As we move closer to the new Hearthstone Year, we had some concerns about allowing Patches to remain in his current state after moving out of Standard. Patches’ strength has caused almost every class to add some Pirates just to benefit from him, and his early game power forces control decks to include a good answer to him. This change should give Wild players more flexibility when building their decks.
What the literal shit, man? Can that be read any other way than “we are fine with Patches’ current state in Standard”? I mean, obviously they were fine with the card’s broken state up to this point as evidenced by a lack of any nerf for over a year. But to me, this just says that Blizzard genuinely believes that card set rotations should be the arbiter of balance in this game. And that’s fucking nuts.
Granted, Corridor Creeper is also getting
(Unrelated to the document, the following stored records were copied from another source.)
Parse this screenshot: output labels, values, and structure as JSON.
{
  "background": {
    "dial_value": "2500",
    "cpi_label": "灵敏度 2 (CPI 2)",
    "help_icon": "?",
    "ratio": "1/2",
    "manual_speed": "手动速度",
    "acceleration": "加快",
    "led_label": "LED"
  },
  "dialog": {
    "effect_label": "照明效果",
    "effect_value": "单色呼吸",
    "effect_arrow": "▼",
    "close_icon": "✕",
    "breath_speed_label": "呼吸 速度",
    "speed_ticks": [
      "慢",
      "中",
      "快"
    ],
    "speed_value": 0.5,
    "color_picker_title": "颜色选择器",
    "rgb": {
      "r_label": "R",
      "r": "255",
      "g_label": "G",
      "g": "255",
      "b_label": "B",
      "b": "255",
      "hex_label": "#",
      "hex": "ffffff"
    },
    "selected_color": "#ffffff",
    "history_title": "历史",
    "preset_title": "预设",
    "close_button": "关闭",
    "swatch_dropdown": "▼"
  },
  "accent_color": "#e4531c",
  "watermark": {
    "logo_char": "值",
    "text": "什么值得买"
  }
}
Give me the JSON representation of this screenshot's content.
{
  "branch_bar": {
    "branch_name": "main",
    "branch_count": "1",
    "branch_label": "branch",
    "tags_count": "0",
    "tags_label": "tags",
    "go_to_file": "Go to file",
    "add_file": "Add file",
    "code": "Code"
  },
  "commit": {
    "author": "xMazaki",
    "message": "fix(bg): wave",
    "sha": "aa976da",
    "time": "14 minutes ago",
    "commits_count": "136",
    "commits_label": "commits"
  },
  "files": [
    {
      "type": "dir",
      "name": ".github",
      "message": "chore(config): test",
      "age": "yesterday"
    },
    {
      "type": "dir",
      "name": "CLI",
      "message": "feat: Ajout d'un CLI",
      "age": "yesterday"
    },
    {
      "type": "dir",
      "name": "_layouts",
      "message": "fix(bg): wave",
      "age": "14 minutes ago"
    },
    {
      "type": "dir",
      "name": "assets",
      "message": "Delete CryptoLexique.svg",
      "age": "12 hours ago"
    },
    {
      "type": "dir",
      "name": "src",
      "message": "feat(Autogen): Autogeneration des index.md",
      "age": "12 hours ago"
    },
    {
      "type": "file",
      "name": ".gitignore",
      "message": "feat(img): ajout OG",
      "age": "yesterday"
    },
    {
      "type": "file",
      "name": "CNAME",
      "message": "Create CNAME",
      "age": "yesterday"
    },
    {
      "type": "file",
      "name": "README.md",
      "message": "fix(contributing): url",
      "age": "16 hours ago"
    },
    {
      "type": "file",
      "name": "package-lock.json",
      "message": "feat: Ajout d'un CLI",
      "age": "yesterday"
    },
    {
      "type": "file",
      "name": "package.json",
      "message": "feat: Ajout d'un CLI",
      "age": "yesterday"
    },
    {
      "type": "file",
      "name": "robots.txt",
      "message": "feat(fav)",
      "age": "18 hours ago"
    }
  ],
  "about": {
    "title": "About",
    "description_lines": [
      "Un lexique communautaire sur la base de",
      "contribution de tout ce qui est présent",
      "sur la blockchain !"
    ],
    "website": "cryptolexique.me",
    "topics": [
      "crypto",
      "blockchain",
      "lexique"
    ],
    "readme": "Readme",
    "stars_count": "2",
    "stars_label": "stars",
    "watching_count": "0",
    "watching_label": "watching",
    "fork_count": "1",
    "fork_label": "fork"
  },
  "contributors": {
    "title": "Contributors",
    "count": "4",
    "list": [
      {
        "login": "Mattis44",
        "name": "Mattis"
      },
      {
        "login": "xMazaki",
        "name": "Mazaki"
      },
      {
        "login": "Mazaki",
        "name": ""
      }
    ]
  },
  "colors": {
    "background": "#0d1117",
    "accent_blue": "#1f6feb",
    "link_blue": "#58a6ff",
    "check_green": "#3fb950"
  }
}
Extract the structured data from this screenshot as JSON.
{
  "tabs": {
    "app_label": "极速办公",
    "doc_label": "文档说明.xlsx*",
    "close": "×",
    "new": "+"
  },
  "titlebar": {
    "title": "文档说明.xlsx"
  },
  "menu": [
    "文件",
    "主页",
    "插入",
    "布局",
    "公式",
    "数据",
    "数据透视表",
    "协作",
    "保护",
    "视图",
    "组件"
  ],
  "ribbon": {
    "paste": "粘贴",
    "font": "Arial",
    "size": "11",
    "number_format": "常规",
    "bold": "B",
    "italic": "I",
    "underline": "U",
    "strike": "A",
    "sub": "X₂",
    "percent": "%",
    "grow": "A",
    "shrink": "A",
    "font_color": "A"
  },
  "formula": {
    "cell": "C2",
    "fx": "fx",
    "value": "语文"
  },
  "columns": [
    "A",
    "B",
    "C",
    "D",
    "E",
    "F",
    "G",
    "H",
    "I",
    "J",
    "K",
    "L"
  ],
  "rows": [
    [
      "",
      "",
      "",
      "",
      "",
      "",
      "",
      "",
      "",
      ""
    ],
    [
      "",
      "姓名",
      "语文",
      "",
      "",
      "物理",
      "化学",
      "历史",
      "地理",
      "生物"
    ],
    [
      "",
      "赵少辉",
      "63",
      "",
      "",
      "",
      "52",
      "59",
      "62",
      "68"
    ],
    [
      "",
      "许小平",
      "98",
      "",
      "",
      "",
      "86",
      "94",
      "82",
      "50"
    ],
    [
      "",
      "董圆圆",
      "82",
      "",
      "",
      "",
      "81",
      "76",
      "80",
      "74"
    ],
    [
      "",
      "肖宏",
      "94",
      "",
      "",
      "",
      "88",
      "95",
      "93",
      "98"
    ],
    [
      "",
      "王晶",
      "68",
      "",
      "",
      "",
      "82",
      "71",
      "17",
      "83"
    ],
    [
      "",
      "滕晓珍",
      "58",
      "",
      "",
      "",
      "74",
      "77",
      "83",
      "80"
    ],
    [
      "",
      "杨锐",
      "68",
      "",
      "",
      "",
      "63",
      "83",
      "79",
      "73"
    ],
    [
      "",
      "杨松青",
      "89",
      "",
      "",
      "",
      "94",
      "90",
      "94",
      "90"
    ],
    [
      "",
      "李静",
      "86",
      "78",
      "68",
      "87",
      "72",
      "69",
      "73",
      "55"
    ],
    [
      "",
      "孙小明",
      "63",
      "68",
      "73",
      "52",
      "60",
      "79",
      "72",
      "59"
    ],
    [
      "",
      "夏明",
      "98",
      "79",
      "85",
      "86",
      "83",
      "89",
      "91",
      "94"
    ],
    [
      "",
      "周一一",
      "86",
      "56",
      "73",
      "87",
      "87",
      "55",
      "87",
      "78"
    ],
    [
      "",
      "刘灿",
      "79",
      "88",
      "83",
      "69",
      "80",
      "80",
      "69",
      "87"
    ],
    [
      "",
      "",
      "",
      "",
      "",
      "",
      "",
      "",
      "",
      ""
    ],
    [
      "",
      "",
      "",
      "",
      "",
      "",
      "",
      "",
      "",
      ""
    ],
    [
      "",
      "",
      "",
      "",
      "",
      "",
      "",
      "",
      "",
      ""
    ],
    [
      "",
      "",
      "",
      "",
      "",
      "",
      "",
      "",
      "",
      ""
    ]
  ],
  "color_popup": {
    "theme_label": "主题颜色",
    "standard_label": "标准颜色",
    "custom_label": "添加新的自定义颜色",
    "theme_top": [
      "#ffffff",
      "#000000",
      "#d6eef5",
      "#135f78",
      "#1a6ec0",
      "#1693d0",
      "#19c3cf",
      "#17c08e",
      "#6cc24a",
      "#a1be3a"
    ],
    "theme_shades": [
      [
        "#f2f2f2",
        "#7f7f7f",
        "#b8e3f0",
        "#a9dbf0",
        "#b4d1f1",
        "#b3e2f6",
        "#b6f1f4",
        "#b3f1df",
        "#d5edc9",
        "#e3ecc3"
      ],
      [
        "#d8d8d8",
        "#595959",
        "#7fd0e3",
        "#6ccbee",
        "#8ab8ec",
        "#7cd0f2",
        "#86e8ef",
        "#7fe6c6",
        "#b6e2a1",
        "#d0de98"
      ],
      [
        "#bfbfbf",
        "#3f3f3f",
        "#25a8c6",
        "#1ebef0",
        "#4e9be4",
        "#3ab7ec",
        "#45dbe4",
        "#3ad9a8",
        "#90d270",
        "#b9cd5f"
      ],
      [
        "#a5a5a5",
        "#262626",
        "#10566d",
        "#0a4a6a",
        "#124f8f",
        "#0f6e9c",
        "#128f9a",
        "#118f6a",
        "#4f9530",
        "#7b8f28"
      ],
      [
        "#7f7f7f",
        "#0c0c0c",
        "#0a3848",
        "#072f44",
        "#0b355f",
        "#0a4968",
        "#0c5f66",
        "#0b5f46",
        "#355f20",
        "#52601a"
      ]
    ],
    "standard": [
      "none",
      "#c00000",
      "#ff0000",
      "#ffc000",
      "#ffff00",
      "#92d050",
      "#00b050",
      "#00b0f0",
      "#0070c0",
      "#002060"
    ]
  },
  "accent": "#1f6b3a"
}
deleted from the game nerfed in this upcoming patch. That does not particularly make me feel any better though, because A) how they nerfed it, and B) what they didn’t nerf. All Corridor Creeper needed was to only count your minions, rather than every minion. Hell, most of the pros that previewed the card felt like it was Epic trash because they read it that way to begin with. Instead, they turned it into literal garbage that you will be very disappointed to open in a pack after February. Meanwhile, no changes to Cubelock or Ultimate Infestation, etc etc.
Why does any of this matter given the clown fiesta that is Hearthstone’s RNG? Well, I still like playing the game occasionally. And really, the RNG does not particularly bother me – sometimes it’s in your favor, sometimes it’s not. The more fundamental problem is Blizzard’s current balance philosophy undermines any faith I have in the game’s long-term direction. Set rotations are not how you balance a goddamn game… unless the entire goal is pump & dump. Sell those packs to people chasing overpowered Legendaries/Epics and then nerf them later so the next set appears just as OP as the last. Otherwise known as the Supercell Gambit (Clash Royale says Hello).
It’s all cynical, unnecessary bullshit. These are supposed to be games, not vehicles for quarterly profits. I mean, they are that too, but I shouldn’t have to open the latest expense report to understand what the designers are smoking and where they are taking the game’s direction.